Assignments below are from STS.069 Technology in a Dangerous World.
During Class #3 you will be making notes about the technological systems you see in the video, or that are implied by what you see. We will discuss these notes in class that day. You should review and revise these notes to arrange them in a legible document, which can be a list or spreadsheet depending upon your preference, for submission as a homework assignment in Class #4.
You should try to submit this assignment ahead of class through the "discussion" function of this website. Bring a hard copy to class.
- Paragraph or two on current events pertaining to technology in a dangerous world. Just describe the significant event or events and add a few words about how it/they relate to the topic of this class.
- Write a question to ask Claude Canizares when he visits you in Class #6. The question can relate to his role as associate provost at MIT or to his scientific research work. In either case your question should elicit from him some information or perspective that relates to his experience working on the frontier between civilian and military research, or to his experience in defining MIT's responsibilities in the post 9/11 world.

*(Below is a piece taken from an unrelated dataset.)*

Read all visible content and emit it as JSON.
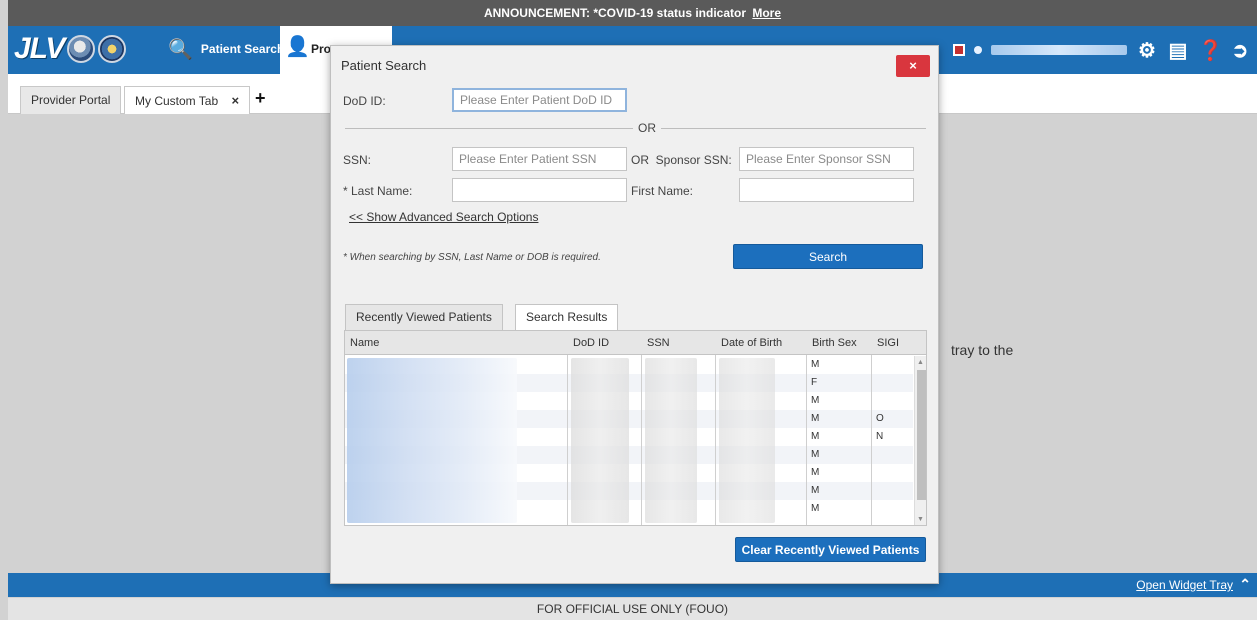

Additional comments on the first assignment: Students have been asked to read The New York Times (or a similarly substantial publication) regularly to look for news relating to the topic of the class. The assignment is to write a paragraph on some current story that relates to the topic, describing what the story is and what the relationship is.
Students should go through the collection of clippings and choose one that interests them. (They are available during regular office hours). Students may also find a clipping of their own. They should write two pages (1) summarizing how the news story/commentary addresses the topic of technology in a dangerous world, and (2) suggesting ways that they could do further research into this topic. This paper might evolve into the longer paper that is due in Class #19.

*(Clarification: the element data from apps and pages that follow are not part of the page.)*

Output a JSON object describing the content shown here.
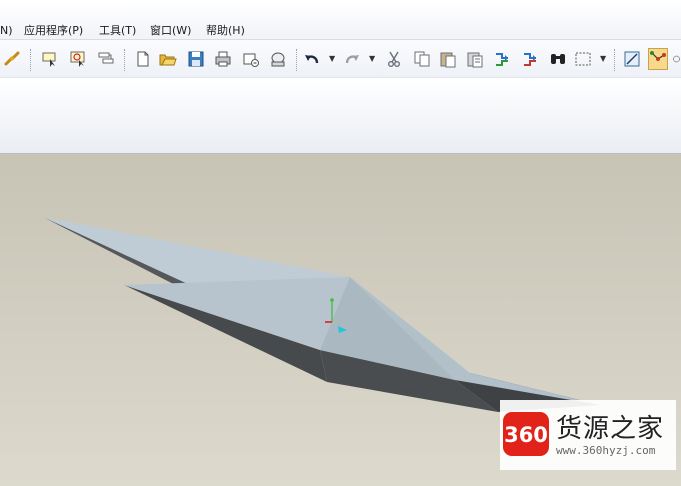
{
  "menu": {
    "partial_first": "N)",
    "items": [
      "应用程序(P)",
      "工具(T)",
      "窗口(W)",
      "帮助(H)"
    ]
  },
  "toolbar": {
    "icons": [
      "link-icon",
      "select-filter-icon",
      "edit-select-icon",
      "layer-icon",
      "new-file-icon",
      "open-file-icon",
      "save-icon",
      "print-icon",
      "send-icon",
      "mail-icon",
      "undo-icon",
      "redo-icon",
      "cut-icon",
      "copy-icon",
      "paste-icon",
      "paste-special-icon",
      "regenerate-icon",
      "regenerate-manager-icon",
      "find-icon",
      "selection-box-icon",
      "sketch-icon",
      "datum-icon"
    ]
  },
  "watermark": {
    "logo_text": "360",
    "title": "货源之家",
    "url": "www.360hyzj.com"
  },
  "colors": {
    "viewport": "#cfccbf",
    "model_light": "#b9c6cf",
    "model_shadow": "#4a4d50",
    "logo_red": "#e2231a"
  }
}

The proposal due today should describe the project you intend to do as your single-authored research paper. The proposal should include the following components: one-paragraph description of the topic; one paragraph describing how you will analyze the topic using concepts we are discussing in this class; your research plan, including range and types of sources; one paragraph on anticipated contribution/findings; one paragraph on anticipated problems, either practical or conceptual; and a time-line of target dates for completion of research, rough outline, additional research, and first draft (first draft is due in Class #13). You can include anything else about the report that I need to know (e.g. if you plan anything but the standard written report format), but you must include the above information. The entire proposal will probably run about three-four double-spaced pages. In Class #8 you will give a three-minute (maximum) summary of your project to the rest of the class. Use visual aids if you wish.

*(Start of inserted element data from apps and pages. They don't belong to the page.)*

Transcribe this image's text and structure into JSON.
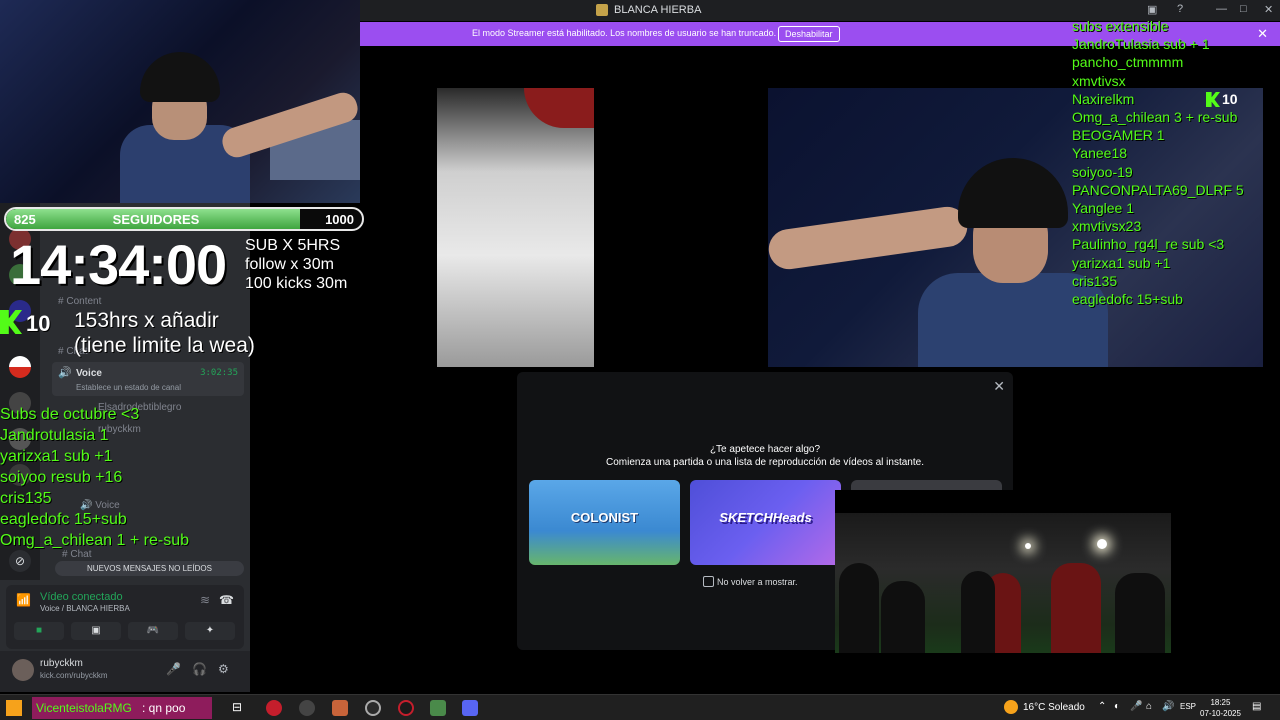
{
  "window": {
    "title": "BLANCA HIERBA",
    "controls": [
      "minimize",
      "maximize",
      "close"
    ]
  },
  "streamer_banner": {
    "message": "El modo Streamer está habilitado. Los nombres de usuario se han truncado.",
    "button": "Deshabilitar"
  },
  "webcam_overlay": {
    "followers_current": "825",
    "followers_label": "SEGUIDORES",
    "followers_goal": "1000",
    "followers_progress": 0.825,
    "timer": "14:34:00",
    "sub_rules": [
      "SUB X 5HRS",
      "follow x 30m",
      "100 kicks 30m"
    ],
    "hours_text": [
      "153hrs  x añadir",
      "(tiene limite la wea)"
    ],
    "kick_count": "10"
  },
  "subs_list": [
    "Subs de octubre <3",
    "Jandrotulasia 1",
    "yarizxa1 sub +1",
    "soiyoo resub +16",
    "cris135",
    "eagledofc 15+sub",
    "Omg_a_chilean 1 + re-sub"
  ],
  "chat_overlay": [
    "subs extensible",
    "JandroTulasia sub + 1",
    "pancho_ctmmmm",
    "xmvtivsx",
    "Naxirelkm",
    "Omg_a_chilean 3 + re-sub",
    "BEOGAMER 1",
    "Yanee18",
    "soiyoo-19",
    "PANCONPALTA69_DLRF 5",
    "Yanglee 1",
    "xmvtivsx23",
    "Paulinho_rg4l_re sub <3",
    "yarizxa1 sub +1",
    "cris135",
    "eagledofc 15+sub"
  ],
  "stream_kick_count": "10",
  "sidebar": {
    "channels": [
      {
        "icon": "#",
        "name": "Content"
      },
      {
        "icon": "#",
        "name": "Chat"
      }
    ],
    "voice_channel": {
      "name": "Voice",
      "time": "3:02:35",
      "status": "Establece un estado de canal"
    },
    "voice_members": [
      "Elsadrodebtiblegro",
      "rubyckkm"
    ],
    "voice_2": "Voice",
    "chat_2": "Chat",
    "voice_3": "Voice",
    "new_messages": "NUEVOS MENSAJES NO LEÍDOS"
  },
  "voice_connected": {
    "title": "Vídeo conectado",
    "location": "Voice / BLANCA HIERBA"
  },
  "user": {
    "name": "rubyckkm",
    "status": "kick.com/rubyckkm"
  },
  "activity": {
    "question": "¿Te apetece hacer algo?",
    "subtitle": "Comienza una partida o una lista de reproducción de vídeos al instante.",
    "cards": [
      "COLONIST",
      "SKETCHHeads"
    ],
    "no_show": "No volver a mostrar."
  },
  "taskbar": {
    "ticker_green": "VicenteistolaRMG",
    "ticker_white": ": qn poo",
    "weather": "16°C  Soleado",
    "lang": "ESP",
    "time": "18:25",
    "date": "07-10-2025",
    "badge": "3"
  },
  "colors": {
    "kick_green": "#53fc18",
    "discord_bg": "#2b2d31",
    "streamer_purple": "#9b4ef0"
  }
}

The purpose of your visit is to deepen your understanding of MIT's institutional role in a dangerous world. You will focus on the exhibit about MIT education in order to do this. A guide will give you an overview of the exhibit and be available to answer your questions and to offer suggestions. First, take time to go through the entire exhibit and to find some parts of it that especially attract your attention. Then focus in on one artifact (or possibly artifacts, but try to focus) that seem to relate closely to the theme of MIT's role in a dangerous world. The artifact might suggest how MIT as an institution has tried to make the world less dangerous; it might also be an artifact that suggests how MIT (maybe unintentionally) might make the world a more dangerous place. For your homework assignment, describe the artifact (or artifacts) as carefully as you can. Focus on the object: describe it in words and if you wish in a sketch. Try to figure out everything you can about how it works, what it is made of, how it was designed, who might have designed or used it, and so forth. Then extrapolate out from the object to answer two questions: what does this object tell you about technology in a dangerous world? You should think especially hard about the relation between the artifact and the system of which it is a part. The system is implied, not visible, but try to connect the object with its larger context. Next, you should ask what this object tells you specifically about MIT as an institution. Who are the people behind the object and what can you infer about their knowledge, education, training, and goals? The full homework assignment should run about three pages (typed, double-spaced). The above questions are intended as guides, not as rigid constraints. It is more important to think deeply and to write intelligently about the artifact than anything else. The assignment will be due in Class #13 and it will be graded. In Class #13, we will discuss the museum and your assignments, and we will also begin to discuss the Castells reading. I have reduced the reading assignment so it won't be too heavy. I recommend that you get started on it now, before the museum tour, so that you can focus on the written homework assignment after the tour.